Steve, Tucker, Dionne, and I arrived around 4:30, and the delightful pandemonium was in full play. Were there 15 dogs tearing around the yard? 20? I didn’t do a head count, but simply took it all in, with pleasure.
A Bellini-decorated cake was served.

Bellini herself
Greeting one of her guests…

Tucker (on right) transformed before our eyes into a puppy again. He’s the ultimate party animal.

But Dionne (easy to pick out amidst all the blondes) also was ecstatic.

As usual, Steve and I enjoyed the chance to chat in a relaxed setting with other puppy-raisers.  So here’s a toast to fun gatherings!  May there be more of them in all our lives. 

Dionne bathes

Dionne bathes
Steve’s been complaining for some weeks about how “doggy” Dionne smells and how her coat feels greasy. He’s been lobbying for us to bathe her. To be honest, I have noticed neither excessive dogginess or greasiness. (I’m more impressed by how she can coat her entire snout with a crust of dirt, as in Wednesday’s post, and then look sparkling clean an hour later.) Dog-bathing also tends to be a damp affair, and it’s been too chilly to tempt me. 
But warm weather arrived yesterday (at least temporarily), so we took a break from our desks today to initiate Dionne into the art of attending to her toilette. 
First Steve set up the bathing station (out near the lower yard, where the clouds of dog hair can drift, far from access into the house.)  

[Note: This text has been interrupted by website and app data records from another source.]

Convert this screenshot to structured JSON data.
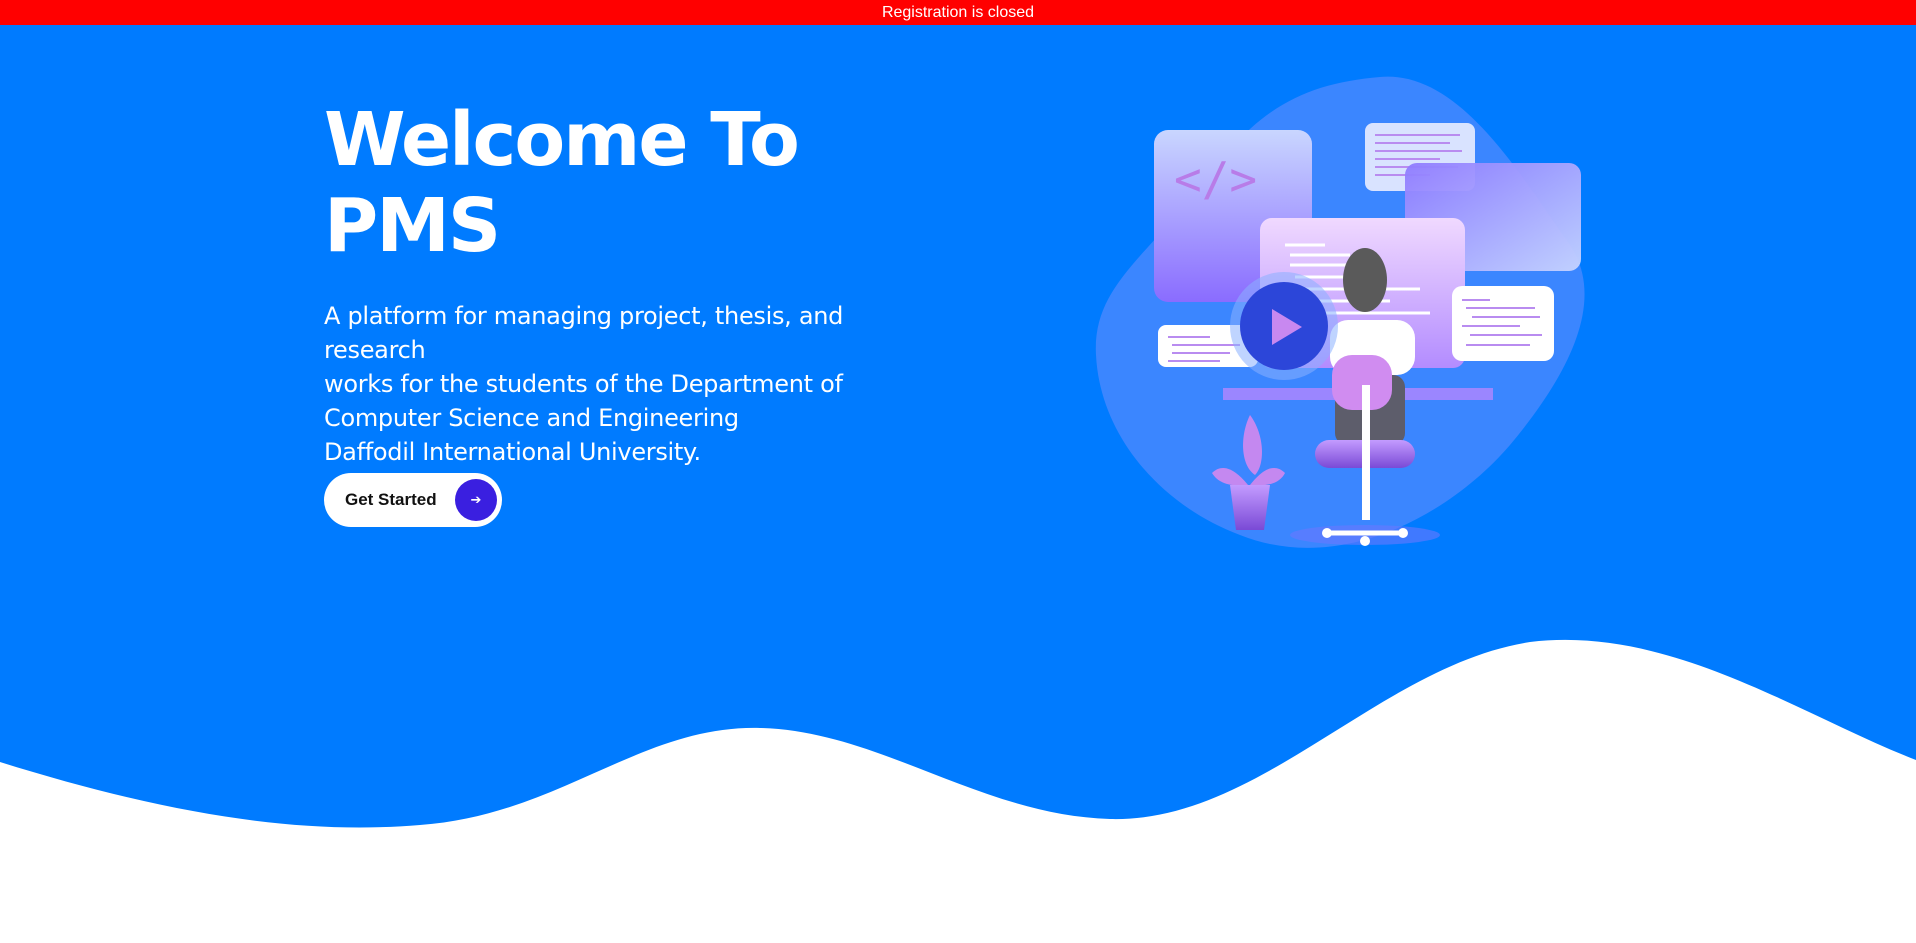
{
  "banner": {
    "text": "Registration is closed"
  },
  "hero": {
    "title_line1": "Welcome To",
    "title_line2": "PMS",
    "description_lines": [
      "A platform for managing project, thesis, and research",
      "works for the students of the Department of",
      "Computer Science and Engineering",
      "Daffodil International University."
    ],
    "cta_label": "Get Started",
    "cta_icon": "arrow-right-icon"
  },
  "illustration": {
    "code_glyph": "</>"
  },
  "colors": {
    "banner_bg": "#ff0000",
    "hero_bg": "#007bff",
    "cta_circle": "#3a1fe0",
    "wave": "#ffffff"
  }
}
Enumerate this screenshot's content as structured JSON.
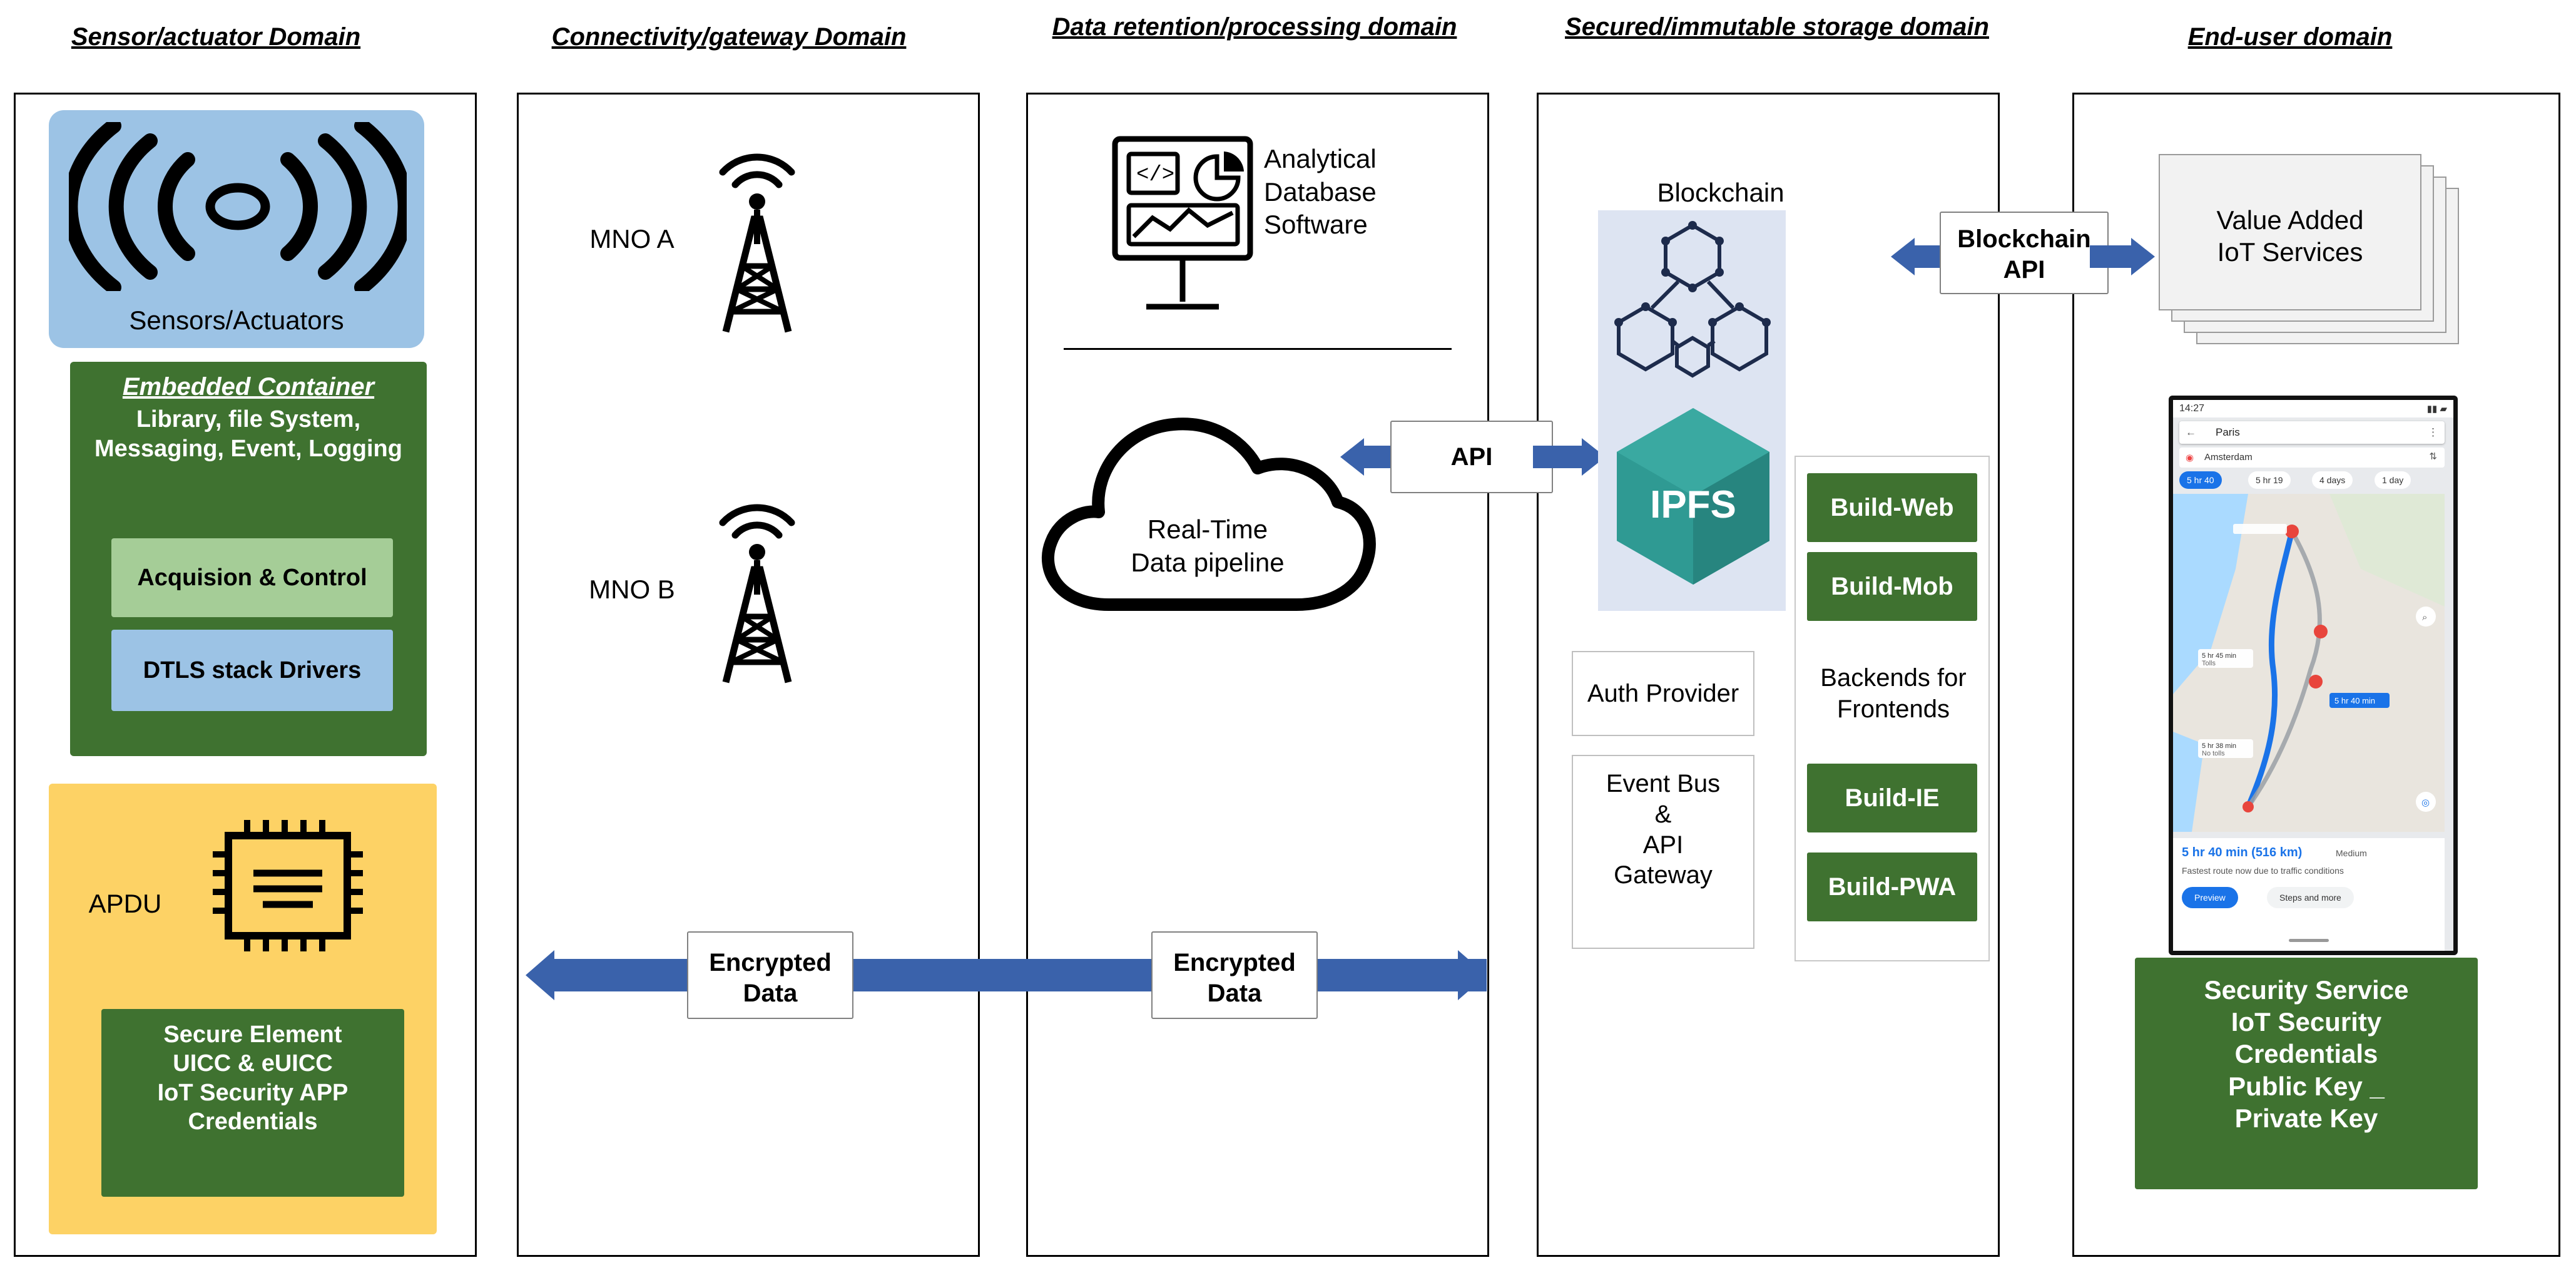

Then Steve administered the blueberry facial.  (That is seriously what the bottle says. The blue goop inside it smells more like blueberry gum than actual blueberries, in my opinion, but it’s touted to not sting canine eyes.)

I then took over the heavy scrub…

…and rinse cycles.
And we both instructed her in the drying process (a collaborative one). 
Our take was that she was distinctly underwhelmed by the experience.  But unlike her predecessor (Darby), she’s shown no interest in swimming. That’s sort of an alternative to bathing.